DPS and some Valley police agencies are violating Arizona law by not awarding towing contracts to the lowest bidder, state lawmakers say.
Forcing those agencies to comply with the law, though, would reward towing companies that rely on underpaid drivers and poorly maintained trucks, and would encourage companies to hide some of their fees, witnesses told a legislative committee Thursday.
The overwhelming testimony could be bad news for Cactus Towing of Mesa, which is asking state lawmakers to compel the Arizona Department of Public Safety to return to traditional bidding within its 12 regional districts.
Sen. Thayer Verschoor and Rep. Andy Biggs, Gilbert Republicans, are spearheading a review of state towing contracts started by DPS in June 2002. In each of its patrol districts, DPS surveyed towing companies to learn what they charge for tows and other services. Then, the agency used a formula to set maximum rates for towing calls by DPS and awarded contracts to all towing companies willing to comply.

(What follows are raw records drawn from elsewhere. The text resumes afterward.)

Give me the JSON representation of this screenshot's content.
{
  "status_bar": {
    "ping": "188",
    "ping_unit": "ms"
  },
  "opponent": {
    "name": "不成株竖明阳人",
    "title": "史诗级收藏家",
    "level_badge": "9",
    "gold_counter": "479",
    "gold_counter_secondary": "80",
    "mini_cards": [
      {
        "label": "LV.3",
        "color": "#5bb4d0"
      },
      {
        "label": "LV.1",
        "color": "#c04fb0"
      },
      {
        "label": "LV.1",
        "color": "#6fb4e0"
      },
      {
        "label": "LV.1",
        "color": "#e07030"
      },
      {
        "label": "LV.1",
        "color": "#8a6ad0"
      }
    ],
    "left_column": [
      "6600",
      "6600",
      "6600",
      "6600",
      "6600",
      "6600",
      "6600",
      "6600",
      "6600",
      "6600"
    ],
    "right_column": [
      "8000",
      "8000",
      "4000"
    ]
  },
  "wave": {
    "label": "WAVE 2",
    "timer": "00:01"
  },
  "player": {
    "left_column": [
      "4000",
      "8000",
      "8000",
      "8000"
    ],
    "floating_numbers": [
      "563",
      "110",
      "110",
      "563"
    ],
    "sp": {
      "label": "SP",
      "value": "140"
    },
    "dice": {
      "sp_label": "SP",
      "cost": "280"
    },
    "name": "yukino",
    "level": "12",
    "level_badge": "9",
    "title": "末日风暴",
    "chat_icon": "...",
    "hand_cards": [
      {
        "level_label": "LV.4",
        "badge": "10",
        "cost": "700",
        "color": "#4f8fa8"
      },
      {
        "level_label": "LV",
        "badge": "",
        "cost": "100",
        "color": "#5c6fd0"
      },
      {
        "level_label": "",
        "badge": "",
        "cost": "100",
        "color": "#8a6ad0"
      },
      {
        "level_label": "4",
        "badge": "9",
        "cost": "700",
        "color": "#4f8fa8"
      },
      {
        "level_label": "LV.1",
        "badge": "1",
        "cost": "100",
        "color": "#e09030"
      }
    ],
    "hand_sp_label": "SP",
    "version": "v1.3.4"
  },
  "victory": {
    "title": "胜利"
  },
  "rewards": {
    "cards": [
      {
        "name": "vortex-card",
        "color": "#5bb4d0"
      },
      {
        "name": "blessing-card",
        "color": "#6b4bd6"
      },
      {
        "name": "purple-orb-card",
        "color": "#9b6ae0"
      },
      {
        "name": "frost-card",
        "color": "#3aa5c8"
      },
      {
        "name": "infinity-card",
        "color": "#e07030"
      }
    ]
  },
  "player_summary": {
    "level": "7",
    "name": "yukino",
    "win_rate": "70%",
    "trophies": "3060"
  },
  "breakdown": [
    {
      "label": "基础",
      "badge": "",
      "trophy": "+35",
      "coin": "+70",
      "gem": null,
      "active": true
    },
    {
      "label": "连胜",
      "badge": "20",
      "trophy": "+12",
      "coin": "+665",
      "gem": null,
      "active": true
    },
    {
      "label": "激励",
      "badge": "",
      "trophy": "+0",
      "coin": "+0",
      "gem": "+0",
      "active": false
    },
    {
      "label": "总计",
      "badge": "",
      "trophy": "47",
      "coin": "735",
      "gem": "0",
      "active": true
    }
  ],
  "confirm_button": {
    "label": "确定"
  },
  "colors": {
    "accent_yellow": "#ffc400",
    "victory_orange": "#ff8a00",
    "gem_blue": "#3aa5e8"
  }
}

The only exception had been in the East Valley, where Cactus Towing had an exclusive contract as part of a settlement to an older lawsuit. That contract expired in June, and DPS is rotating calls between towing companies as a temporary solution.
Cactus Towing wants DPS to bid for another exclusive agreement, citing a state law that says "contracts should be awarded on the basis of competitive bidding." Cactus president Lee Watkins said the state’s new approach is driving up towing fees by eliminating competition.
"Following the law will dramatically decrease costs to the public," Watkins told the Tribune on Wednesday.
But DPS wants to complete its transition to flat-rate contracts with multiple towing companies. DPS comptroller Phil Case testified Thursday that prior methods of picking towing companies generated too many complaints from motorists. The new approach allows companies to cover expenses and makes it easier to include contract requirements related to the number of towing trucks, the size and location of a storage yard and other issues, Case said.
"Simply going for the lowest bid price glosses over, at some level, the complexities of the industry," Case said.
Cactus Towing officials didn’t testify during Thursday’s three-hour hearing. But other statewide towing companies strongly opposed awarding contracts only to the lowest bidder. Several owners recalled how Cactus Towing recently won a contract with Scottsdale by bidding a single penny per tow.
"I believe competitive bidding has a place," said Chet Dickerson, president of Western Towing in Phoenix. "But a single, low price shouldn’t be the driving factor, because if you don’t make a profit on the tow, you’re going to make it somewhere else."
While Thursday’s hearing focused on the state Highway Patrol, the outcome will have implications for East Valley police agencies that have different methods of awarding towing contracts. For example, Mesa recently divided the city into four districts, with towing company being assigned to each area. but Gilbert rotates calls between towing companies.